Lawns can drink up a lot of water.  Truly xeric landscaping plans minimize the amount of turf in the landscape.  For Central Texas, Bermuda, Zoysia and Buffalo grass are the most drought-tolerant.  Bermuda and Zoysia are commonly used in area lawns.

Buffalo grass doesn’t produce a manicured lawn – it is more like a sparse native prairie grass that goes dormant in the summer, turning brown.  It grows to 6 inches high and should be left to grow for the most part, unlike more traditional turf grasses. Because it is sparse, it is also highly susceptible to weeds.

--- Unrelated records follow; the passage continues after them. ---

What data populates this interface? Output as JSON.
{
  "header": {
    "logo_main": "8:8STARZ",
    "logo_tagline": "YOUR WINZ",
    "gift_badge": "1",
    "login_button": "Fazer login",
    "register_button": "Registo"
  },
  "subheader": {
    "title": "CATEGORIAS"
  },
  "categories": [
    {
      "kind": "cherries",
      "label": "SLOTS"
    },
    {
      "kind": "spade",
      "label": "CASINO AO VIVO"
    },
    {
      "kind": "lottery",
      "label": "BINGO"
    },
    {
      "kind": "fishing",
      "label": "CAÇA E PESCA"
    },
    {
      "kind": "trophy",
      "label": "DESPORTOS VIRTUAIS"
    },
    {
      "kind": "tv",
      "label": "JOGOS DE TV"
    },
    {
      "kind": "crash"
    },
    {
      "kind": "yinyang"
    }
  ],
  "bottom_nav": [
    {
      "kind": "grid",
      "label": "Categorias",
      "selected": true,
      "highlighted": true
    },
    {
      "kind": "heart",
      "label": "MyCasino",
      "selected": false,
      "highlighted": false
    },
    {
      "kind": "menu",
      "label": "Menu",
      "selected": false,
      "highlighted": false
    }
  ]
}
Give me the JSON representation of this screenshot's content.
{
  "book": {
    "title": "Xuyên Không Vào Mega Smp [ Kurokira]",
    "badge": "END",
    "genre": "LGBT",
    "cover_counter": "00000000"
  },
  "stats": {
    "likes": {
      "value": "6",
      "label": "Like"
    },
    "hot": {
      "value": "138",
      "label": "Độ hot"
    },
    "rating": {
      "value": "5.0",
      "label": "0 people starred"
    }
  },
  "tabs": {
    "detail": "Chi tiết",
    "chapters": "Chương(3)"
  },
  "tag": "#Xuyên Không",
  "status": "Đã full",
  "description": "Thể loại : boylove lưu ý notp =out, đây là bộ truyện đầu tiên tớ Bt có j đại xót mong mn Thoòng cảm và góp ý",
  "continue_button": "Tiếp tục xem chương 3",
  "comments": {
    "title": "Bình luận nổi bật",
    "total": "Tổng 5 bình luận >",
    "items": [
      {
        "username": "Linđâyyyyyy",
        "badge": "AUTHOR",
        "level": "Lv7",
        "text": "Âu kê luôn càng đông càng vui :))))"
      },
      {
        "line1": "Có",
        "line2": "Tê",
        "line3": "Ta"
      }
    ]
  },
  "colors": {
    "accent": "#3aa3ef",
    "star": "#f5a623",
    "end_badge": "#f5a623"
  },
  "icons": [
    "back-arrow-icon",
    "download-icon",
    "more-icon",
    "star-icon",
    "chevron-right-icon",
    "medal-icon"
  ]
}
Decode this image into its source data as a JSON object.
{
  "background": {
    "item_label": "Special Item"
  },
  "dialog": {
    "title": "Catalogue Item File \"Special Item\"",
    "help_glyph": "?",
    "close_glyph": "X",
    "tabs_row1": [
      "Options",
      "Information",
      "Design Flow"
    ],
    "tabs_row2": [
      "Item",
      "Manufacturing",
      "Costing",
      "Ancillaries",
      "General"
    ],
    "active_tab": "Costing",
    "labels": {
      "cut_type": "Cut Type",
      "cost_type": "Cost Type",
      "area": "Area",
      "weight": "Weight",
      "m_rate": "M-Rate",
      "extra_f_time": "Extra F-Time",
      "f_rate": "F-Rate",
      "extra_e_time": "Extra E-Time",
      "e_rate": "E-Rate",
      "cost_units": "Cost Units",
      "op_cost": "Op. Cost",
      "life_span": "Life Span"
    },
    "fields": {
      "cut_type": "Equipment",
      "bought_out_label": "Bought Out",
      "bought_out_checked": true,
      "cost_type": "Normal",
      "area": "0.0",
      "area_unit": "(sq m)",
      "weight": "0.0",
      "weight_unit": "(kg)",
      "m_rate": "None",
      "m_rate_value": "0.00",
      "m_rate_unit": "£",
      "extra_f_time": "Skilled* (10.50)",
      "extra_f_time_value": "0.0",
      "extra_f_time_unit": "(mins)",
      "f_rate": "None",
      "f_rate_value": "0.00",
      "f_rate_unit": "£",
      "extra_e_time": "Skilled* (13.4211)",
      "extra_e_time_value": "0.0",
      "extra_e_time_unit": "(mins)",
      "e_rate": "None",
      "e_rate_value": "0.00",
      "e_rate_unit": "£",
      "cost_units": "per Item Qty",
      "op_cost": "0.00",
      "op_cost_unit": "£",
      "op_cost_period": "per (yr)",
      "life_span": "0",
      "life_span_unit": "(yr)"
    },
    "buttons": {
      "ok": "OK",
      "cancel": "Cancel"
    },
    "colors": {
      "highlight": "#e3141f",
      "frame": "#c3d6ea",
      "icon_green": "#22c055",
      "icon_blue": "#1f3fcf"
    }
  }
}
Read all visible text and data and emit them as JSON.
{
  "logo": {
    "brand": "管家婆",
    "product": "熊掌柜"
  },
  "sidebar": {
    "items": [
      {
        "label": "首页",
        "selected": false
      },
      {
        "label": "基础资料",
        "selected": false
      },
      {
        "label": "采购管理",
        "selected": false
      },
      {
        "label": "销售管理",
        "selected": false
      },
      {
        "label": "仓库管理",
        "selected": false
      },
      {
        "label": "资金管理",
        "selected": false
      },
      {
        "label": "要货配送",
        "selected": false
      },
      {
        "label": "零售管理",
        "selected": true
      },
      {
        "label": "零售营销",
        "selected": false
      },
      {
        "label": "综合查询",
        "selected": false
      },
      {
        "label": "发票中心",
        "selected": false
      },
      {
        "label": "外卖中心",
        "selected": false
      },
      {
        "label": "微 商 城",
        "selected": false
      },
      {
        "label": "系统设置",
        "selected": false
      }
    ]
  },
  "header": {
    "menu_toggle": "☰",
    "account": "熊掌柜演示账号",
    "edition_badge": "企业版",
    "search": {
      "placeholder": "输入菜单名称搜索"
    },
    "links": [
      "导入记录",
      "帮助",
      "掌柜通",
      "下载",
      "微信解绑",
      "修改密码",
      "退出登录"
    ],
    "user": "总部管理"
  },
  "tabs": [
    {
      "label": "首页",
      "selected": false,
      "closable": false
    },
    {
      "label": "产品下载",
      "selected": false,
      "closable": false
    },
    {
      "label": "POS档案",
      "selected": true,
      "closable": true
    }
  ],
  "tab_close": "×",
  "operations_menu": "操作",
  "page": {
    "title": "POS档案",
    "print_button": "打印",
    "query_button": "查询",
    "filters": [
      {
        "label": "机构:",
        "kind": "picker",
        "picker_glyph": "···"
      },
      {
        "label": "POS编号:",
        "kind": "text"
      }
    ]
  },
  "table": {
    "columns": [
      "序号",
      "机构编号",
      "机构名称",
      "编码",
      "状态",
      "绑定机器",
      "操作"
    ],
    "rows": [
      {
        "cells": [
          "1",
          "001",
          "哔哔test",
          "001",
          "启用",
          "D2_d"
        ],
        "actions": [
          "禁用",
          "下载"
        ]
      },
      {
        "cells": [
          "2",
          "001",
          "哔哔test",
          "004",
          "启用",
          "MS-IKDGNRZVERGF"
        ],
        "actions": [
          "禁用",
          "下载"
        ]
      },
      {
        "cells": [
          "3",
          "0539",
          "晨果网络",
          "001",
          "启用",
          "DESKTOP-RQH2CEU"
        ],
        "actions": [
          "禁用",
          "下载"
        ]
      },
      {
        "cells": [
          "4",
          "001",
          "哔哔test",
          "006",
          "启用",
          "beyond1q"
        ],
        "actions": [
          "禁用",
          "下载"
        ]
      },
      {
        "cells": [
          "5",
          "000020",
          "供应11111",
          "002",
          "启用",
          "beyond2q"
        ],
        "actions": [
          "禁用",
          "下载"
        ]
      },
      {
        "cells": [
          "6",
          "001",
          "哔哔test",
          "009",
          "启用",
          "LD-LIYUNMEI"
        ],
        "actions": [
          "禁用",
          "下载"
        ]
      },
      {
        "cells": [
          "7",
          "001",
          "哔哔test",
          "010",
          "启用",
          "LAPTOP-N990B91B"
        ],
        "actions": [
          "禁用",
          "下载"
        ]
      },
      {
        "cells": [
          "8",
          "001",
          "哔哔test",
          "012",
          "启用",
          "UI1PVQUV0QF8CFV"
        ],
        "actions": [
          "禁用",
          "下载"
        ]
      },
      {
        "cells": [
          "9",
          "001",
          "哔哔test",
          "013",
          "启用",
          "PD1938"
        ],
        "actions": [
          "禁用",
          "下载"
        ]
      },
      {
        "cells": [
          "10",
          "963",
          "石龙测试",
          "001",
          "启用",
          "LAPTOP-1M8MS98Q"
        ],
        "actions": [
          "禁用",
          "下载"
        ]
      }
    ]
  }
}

Grass should be mowed high, allowing the longer blades to help protect the roots from the heat and to hold in moisture when there is some.  Grass should be mowed when it is about 1/3 higher than you want it to be. Bermuda should be mowed at 1.5 to 2.5 inches, Buffalo Grass at 4 inches, and Zoysia at 2 inches.  Clippings left on the lawn help return nitrogen to the soil, so they don’t need to be collected.

Keeping roots cool

Mulching beds is an easy way to help insulate plants, keeping soil temperatures lower and cutting down on evaporation.  There are a variety of good mulches from which to choose, including:  Native Texas Hardwood mulch (highly recommended), shredded cedar, pine needles, wood chips, other shredded barks.  Several inches of mulch should be applied to ensure sufficient insulation.

Now, maintain it

Proper pruning, weeding and fertilizing will help keep your landscape healthy.  There are many organic fertilizers and pest control options for problems that may arise in the garden, rather than chemical options that can contaminate our ground water.  Check with local nurseries for good organic choices.

For more information, check out the City of Austin’s Grow Green Program — an extensive water-wise public education program.  Grow Green offers an extensive selection of free gardening how-to materials throughout the Austin area.  Local nurseries carry the program’s free fact sheets and the very popular Native and Adapted Plant Guide that includes 200 recommended plants that will thrive in Central Texas.

By | 2017-11-29T23:27:24+00:00 March 19th, 2011|Articles|0 Comments